Demystifying The Estate Planning Process – Chicago Estate Planning Council http://e.learn.com/files/upload/resources/cepc/cepc_storyline_12.13/story_html5.html
EXTRA POINTS ABOUT ESTATE PLANNING
In the COVID-19 era, additions may be considered to allow for decision-making via Zoom, email or other electronic means. Experimental medications or intubation may also be considered and should be identified in writing as desired.
Planning for digital assets: It is not uncommon for households to have a growing list of digital assets: social media accounts, travel points, cryptocurrency , documents/photos saved on computers, phones and in the cloud – not to mention a list of passwords securing access of these assets at several layers. Access to these important files and accounts is not allowed once the owner dies or becomes incapacitated. It is important to document these assets, passwords and any other specific instructions, including assigning access to your fiduciary or a family member. Password managers can be used to streamline passwords and assist with access when the time comes.

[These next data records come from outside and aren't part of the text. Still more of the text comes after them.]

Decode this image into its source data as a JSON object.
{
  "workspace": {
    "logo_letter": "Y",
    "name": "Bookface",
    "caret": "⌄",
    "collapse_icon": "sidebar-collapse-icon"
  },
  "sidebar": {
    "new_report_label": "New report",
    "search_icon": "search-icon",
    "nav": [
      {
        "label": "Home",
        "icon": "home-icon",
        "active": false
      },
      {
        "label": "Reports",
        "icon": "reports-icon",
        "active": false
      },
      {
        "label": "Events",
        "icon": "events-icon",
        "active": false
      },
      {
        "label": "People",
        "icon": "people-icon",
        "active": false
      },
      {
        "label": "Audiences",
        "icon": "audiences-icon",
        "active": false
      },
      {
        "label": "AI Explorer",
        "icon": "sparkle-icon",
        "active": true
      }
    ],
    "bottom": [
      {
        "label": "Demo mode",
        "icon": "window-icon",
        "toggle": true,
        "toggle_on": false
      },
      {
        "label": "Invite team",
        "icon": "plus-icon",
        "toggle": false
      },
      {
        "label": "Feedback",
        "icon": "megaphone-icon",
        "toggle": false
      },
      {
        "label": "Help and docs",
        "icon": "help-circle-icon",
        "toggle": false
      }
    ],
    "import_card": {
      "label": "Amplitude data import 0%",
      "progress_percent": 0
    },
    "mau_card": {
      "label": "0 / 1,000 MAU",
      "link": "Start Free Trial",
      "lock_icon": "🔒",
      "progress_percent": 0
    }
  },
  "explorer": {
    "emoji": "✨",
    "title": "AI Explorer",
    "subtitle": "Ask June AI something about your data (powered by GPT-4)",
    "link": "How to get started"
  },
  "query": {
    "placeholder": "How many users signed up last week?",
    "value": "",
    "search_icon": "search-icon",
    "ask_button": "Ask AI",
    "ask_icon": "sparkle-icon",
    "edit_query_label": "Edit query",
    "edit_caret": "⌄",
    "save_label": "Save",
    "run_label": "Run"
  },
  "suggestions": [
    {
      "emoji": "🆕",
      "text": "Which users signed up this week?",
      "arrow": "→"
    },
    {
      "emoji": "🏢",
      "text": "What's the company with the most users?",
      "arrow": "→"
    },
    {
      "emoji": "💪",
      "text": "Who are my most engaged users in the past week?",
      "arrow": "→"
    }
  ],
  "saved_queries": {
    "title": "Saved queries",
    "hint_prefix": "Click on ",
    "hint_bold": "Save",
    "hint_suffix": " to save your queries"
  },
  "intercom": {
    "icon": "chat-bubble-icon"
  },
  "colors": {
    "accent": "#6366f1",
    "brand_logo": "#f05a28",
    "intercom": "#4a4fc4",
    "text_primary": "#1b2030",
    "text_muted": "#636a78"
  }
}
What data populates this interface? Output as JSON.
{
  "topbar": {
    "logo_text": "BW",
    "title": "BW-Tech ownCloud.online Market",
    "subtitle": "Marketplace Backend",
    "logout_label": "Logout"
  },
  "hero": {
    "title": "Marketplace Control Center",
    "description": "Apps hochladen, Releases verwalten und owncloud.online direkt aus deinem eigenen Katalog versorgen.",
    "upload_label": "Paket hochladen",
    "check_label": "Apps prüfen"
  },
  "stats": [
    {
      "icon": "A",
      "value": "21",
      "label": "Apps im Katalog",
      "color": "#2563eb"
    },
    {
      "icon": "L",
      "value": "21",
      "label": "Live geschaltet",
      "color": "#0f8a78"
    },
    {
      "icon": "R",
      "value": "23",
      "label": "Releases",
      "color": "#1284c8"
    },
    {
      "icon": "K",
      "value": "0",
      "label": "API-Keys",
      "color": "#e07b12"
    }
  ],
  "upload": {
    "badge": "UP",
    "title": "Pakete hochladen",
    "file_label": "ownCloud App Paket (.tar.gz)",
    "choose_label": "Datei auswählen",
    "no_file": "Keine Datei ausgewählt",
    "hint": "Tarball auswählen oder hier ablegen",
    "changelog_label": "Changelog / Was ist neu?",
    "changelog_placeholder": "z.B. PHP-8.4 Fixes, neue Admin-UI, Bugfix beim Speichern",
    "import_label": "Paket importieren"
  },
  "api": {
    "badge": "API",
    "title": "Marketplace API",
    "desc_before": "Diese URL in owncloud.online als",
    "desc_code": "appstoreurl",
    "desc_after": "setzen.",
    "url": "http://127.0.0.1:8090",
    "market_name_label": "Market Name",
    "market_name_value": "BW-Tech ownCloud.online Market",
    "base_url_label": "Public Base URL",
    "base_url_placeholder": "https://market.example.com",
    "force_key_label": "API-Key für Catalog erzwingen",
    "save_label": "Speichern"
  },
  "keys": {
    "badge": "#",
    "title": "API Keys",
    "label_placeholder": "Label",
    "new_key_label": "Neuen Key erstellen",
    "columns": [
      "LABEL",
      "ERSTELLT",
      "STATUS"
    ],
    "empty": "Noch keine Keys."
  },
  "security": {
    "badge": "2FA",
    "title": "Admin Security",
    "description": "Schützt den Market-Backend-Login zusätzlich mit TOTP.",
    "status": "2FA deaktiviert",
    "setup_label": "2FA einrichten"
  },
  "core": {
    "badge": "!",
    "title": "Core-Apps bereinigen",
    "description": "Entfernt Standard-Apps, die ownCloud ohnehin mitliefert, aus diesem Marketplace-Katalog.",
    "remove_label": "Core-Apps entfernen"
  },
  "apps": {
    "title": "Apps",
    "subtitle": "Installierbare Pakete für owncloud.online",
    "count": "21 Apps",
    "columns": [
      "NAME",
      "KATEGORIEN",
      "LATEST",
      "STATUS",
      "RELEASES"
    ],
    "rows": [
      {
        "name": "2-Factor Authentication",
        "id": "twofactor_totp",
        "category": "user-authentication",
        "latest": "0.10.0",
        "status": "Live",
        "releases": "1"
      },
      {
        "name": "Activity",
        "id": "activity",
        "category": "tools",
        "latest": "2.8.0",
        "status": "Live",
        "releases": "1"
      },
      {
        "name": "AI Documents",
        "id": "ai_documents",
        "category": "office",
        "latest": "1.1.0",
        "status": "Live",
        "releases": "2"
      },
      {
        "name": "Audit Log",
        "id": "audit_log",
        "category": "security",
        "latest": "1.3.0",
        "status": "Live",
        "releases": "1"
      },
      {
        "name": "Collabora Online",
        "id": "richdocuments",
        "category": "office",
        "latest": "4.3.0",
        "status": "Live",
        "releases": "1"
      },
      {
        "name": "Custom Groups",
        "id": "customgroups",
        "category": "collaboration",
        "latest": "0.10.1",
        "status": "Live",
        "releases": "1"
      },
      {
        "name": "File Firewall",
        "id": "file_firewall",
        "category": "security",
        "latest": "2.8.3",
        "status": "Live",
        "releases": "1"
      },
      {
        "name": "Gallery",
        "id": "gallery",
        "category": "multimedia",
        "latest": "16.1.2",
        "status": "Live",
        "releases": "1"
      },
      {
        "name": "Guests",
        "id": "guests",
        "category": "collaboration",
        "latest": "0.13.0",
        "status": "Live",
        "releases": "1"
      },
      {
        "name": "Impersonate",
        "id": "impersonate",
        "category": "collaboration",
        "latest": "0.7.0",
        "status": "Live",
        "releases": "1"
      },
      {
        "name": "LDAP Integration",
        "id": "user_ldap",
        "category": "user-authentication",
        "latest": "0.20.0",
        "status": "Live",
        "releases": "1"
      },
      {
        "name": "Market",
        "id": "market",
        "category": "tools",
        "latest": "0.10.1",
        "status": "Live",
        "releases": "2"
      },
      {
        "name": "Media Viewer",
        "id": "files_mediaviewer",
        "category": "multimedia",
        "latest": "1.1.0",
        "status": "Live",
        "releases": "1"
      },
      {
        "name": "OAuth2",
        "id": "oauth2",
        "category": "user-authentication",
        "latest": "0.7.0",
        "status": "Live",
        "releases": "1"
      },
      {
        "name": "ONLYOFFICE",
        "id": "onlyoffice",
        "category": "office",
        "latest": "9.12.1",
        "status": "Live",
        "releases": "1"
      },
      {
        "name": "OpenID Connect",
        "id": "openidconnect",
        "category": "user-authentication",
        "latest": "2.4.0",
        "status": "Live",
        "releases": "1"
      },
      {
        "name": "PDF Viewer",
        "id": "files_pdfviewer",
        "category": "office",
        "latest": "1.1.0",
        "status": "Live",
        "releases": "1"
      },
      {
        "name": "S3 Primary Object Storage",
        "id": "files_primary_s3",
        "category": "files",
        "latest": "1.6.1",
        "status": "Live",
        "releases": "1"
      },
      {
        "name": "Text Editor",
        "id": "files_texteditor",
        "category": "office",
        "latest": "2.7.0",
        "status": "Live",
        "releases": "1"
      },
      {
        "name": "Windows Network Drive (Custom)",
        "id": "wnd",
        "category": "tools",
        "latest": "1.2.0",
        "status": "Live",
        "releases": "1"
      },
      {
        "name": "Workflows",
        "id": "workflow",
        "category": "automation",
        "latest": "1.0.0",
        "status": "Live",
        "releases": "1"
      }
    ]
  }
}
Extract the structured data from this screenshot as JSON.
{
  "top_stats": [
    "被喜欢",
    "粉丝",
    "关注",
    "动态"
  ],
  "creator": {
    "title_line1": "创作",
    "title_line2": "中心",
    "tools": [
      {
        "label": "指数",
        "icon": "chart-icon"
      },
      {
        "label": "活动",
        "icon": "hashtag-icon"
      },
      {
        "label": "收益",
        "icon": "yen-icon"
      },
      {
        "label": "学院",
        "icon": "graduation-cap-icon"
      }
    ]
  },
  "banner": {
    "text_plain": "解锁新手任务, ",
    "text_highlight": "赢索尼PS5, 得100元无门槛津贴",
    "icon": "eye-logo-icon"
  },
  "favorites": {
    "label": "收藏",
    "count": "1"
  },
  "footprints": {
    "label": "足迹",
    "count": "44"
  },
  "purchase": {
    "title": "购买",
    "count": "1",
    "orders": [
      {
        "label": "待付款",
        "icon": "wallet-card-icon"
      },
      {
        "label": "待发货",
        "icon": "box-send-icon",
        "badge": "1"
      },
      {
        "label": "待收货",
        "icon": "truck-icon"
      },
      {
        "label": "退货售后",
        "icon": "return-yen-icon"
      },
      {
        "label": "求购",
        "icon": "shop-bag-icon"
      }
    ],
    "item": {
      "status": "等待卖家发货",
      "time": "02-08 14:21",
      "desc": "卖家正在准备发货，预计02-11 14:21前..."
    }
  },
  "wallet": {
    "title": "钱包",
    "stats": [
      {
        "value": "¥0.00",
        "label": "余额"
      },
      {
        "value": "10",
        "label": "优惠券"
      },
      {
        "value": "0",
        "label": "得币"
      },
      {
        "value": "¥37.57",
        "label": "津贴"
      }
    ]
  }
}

Selecting your trustee/executor: When choosing an executor, trustee or power of attorney, it is important to identify someone who understands finances, has a good business sense and is able to execute your wishes.
Extra care should be taken if considering someone who lives out of state, in-laws or those who may not be able to seek out the advice of professional counsel as needed. Families often empower professionals (independent corporate trustees) to serve in these roles to mitigate the burden on family members and lower the chances of conflict among beneficiaries.
Tips on storage of documents: It is important to store estate planning documents in a way that is easily accessible, especially for frequent travelers and for out-of-state family members. Health care directives should be provided to health care professionals and also shared with the appropriate designated agents.
Estate planning is an ongoing process for many families, as the modern family can be quite dynamic over time. It is important to consider preparing (or updating) documents for a family member turning 18, in order to ensure continuity for health care decisions and protection of accumulated wealth. Documents also should be reexamined when life transitions take place and revised as needed.
The estate planning process can be complicated. Altair can assist you by acting as a sounding board, examining a current estate plan or sparking conversations within families to start the process. We strongly recommend that you work with a qualified estate planning attorney to establish an appropriate plan. We also encourage you to ask other family members you are responsible for, including young adult children and the elderly, if they have a plan in place that accurately reflects their current wishes.
The material shown is for informational purposes only and should not be construed as accounting, legal, or tax advice. Altair Advisers LLC is a registered investment adviser with the Securities and Exchange Commission; registration does not imply a certain level of skill or training. While efforts are made to ensure information contained herein is accurate, Altair Advisers cannot guarantee the accuracy of all such information presented.